Modern Monetary Theory (MMT) is getting a lot of attention these days, thanks in large part to the excellent work of Stephanie Kelton and Nathan Tankus, two of the movement’s most effective communicators. Over the past few weeks a number of people inspired by their work have asked me whether there is scope for thinking about degrowth from a MMT perspective. My answer: definitely. In fact, the two belong together.
The Gower Initiative for Modern Money Studies
Published on May 20, 2019
The Gower Initiative for Modern Money Studies was delighted to host this event at which founding proponents of Modern Monetary Theory, Professor Bill Mitchell and Warren Mosler, were joined by their colleague and fellow internationally respected author, Professor Martin J Watts.
Following the launch in March of the textbook ‘Macroeconomics’ and the inauguration of the MMT training college later this year the event focused on giving academics, teachers and the wider public the tools with which they can take a more critical approach to the subject by comparing and contrasting heterodox and orthodox approaches to theory and policy.
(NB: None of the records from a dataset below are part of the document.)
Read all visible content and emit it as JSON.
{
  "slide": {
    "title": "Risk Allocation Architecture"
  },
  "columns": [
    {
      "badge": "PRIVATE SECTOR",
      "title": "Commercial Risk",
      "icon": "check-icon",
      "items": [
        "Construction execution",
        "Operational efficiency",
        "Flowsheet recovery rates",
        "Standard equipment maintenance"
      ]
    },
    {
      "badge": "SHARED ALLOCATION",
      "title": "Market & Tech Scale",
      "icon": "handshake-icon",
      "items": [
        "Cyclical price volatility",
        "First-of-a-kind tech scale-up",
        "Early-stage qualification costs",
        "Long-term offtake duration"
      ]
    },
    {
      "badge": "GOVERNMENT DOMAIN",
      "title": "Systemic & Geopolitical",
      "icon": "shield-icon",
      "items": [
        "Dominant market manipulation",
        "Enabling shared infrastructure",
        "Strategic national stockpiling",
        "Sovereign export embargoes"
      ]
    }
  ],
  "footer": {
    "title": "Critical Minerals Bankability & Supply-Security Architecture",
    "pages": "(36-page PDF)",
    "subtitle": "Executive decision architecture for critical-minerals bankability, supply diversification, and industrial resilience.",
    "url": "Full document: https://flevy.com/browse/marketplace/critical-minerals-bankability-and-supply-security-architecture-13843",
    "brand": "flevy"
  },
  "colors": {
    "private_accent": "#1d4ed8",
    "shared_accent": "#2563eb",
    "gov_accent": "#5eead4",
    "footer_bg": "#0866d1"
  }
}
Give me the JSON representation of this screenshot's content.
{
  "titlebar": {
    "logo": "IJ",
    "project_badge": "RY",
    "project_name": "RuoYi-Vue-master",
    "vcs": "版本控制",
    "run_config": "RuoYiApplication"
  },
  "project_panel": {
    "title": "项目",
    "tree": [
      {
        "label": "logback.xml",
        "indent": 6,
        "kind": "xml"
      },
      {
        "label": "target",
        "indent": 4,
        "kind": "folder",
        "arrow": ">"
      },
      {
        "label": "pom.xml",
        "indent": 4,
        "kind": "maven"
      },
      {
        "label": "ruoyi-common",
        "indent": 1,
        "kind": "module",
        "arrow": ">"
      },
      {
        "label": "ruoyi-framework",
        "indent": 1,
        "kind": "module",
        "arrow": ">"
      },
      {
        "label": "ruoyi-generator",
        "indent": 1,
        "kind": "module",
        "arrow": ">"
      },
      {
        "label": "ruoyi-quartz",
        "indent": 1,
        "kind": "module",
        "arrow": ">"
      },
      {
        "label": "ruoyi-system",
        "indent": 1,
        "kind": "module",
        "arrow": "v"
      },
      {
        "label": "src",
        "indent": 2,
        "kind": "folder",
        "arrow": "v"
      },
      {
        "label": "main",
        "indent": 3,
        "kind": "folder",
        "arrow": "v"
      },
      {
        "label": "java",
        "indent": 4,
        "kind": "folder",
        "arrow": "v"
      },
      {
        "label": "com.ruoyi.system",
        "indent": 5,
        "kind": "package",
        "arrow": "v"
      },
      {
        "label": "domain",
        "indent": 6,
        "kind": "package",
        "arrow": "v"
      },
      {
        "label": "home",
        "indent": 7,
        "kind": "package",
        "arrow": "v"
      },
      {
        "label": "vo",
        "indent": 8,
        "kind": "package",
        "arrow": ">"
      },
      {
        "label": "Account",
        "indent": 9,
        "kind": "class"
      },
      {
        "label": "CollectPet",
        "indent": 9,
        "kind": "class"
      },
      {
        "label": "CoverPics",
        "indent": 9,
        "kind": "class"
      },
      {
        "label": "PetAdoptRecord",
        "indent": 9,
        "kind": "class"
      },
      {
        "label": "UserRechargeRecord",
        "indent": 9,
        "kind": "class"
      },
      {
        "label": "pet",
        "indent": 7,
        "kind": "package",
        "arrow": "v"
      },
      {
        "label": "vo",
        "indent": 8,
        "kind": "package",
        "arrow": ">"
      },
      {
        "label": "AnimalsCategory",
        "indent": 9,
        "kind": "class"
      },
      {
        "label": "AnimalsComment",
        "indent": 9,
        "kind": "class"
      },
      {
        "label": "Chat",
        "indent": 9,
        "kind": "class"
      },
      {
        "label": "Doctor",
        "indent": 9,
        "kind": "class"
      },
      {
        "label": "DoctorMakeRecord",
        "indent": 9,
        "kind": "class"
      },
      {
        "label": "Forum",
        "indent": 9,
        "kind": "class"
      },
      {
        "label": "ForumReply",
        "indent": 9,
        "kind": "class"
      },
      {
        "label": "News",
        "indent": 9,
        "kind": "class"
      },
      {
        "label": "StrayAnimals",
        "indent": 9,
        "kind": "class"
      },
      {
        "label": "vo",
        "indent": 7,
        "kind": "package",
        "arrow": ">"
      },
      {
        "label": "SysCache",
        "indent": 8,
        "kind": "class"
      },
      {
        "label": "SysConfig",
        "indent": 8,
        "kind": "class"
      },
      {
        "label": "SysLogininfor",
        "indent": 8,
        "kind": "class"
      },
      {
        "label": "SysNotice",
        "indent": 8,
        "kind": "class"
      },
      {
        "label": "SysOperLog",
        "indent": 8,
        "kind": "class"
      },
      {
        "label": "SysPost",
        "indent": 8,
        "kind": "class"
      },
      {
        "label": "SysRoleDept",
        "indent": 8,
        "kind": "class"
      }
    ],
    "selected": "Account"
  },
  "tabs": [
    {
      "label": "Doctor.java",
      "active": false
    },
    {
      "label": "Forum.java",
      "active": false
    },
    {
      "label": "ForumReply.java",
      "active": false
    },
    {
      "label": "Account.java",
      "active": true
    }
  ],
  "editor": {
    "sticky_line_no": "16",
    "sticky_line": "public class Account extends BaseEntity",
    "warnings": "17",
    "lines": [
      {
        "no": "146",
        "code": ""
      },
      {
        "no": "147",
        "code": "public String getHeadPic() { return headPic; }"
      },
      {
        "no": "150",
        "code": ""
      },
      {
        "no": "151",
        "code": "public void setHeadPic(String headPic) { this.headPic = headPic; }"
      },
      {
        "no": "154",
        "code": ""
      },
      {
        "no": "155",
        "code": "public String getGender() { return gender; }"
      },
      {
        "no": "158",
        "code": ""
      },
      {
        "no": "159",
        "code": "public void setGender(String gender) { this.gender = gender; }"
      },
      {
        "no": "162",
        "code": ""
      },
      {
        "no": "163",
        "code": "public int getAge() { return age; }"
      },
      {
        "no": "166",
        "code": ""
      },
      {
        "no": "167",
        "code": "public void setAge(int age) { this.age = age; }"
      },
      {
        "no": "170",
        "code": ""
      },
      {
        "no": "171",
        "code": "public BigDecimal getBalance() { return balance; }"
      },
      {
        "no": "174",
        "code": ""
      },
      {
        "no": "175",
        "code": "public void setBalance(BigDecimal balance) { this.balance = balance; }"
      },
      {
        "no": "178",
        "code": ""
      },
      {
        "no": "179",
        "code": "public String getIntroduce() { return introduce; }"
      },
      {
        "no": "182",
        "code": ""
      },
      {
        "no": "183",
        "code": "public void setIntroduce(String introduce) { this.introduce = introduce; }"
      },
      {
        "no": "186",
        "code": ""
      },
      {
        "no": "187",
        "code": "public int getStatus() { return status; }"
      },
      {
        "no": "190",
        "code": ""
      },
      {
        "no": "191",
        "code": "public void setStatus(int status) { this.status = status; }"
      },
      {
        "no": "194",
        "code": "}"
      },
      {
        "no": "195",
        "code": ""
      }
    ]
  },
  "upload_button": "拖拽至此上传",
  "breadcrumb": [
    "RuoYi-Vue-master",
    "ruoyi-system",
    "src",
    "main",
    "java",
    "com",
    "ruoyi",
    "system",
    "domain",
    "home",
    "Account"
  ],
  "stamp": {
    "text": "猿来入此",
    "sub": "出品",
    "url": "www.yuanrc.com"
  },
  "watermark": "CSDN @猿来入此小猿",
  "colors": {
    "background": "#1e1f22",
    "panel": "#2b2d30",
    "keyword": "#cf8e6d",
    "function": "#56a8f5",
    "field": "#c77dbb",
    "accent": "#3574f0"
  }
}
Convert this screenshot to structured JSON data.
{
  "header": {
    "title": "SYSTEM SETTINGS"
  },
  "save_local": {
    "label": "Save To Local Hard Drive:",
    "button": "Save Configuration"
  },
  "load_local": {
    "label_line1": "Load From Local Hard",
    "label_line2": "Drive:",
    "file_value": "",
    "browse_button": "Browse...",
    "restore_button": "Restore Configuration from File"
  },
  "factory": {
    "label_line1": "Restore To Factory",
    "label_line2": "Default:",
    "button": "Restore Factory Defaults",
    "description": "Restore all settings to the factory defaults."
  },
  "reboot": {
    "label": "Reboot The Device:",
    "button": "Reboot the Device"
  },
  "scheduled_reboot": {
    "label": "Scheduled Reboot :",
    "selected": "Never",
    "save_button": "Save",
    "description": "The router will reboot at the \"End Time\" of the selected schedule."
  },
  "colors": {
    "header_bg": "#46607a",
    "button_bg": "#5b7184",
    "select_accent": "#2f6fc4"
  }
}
This event aimed to challenge preconceptions about how money works and explained how such an understanding offers a lens through which we can develop solutions to the pressing economic, social and ecological issues we face.
Table of Contents
♦ MODERN MONEY THEORY: THE BASICS
♦ Taxes and the Public Purpose
♦ CREATIONISM VERSUS REDEMPTIONISM: HOW A MONEY-ISSUER REALLY LENDS AND SPENDS
♦ Tax Bads, Not Goods
♦ DEBT-FREE MONEY: A NON-SEQUITUR IN SEARCH OF A POLICY
♦ Why Money Matters
♦ MODERN MONEY THEORY: How I came to MMT and what I include in MMT
♦ An MMT View of the Twin Deficits Debate
♦ A Conspiracy Against MMT? Chicago Booth’s Polling and Trolling
♦ A Must Read: Why does everyone hate MMT?
♦ HOW TO PAY FOR THE WAR Read More
Seven Deadly Innocent Frauds of Economic Policy
- The government must raise funds through taxation or borrowing in order to spend. In other words, government spending is limited by its ability to tax or borrow.
- With government deficits, we are leaving our debt burden to our children.
- Government budget deficits take away savings.
- Social Security is broken.
- The trade deficit is an unsustainable imbalance that takes away jobs and output.
- We need savings to provide the funds for investment.
- It’s a bad thing that higher deficits today mean higher taxes tomorrow.
Introduction to an Alternative History of Money Author(s): L. Randall Wray Download: Working Paper No. 717 http://www.levyinstitute.org/publications/introduction-to-an-alternative-history-of-money This paper integrates the various strands of an alternative, heterodox view on the origins of money and the development of the modern financial system in a manner that is consistent with the findings of historians and anthropologists. As… Read More
James K Galbraith Reviews Modern Monetary Theory Nov 2, 2017 Some sage advice from an elder at the First International Convention of Modern Monetary Theory 2017 Presidential Lecture Series: Stephanie Kelton – “But How Will We Pay for It? Making Public Money Work for Us” Oct 18, 2018 Our nation’s finances are a blistering topic.… Read More
The conclusion will be that macroeconomic policy proposals should be informed by stock-flow consistent modern monetary theory; that a job guarantee, or employer of last resort scheme, is a proposal which is affordable and potentially able to stabilise an unstable economy; that the elimination of involuntary underemployment can raise the subjective well-being of millions of people and promote social inclusion; and that the framing of this and other policy proposals is of vital importance, and should not be neglected by economists and the politicians they advise.
This seminar series introduces a new economic narrative, in which societies use their monetary systems in a democratic way to achieve full employment and promote public purpose. Read More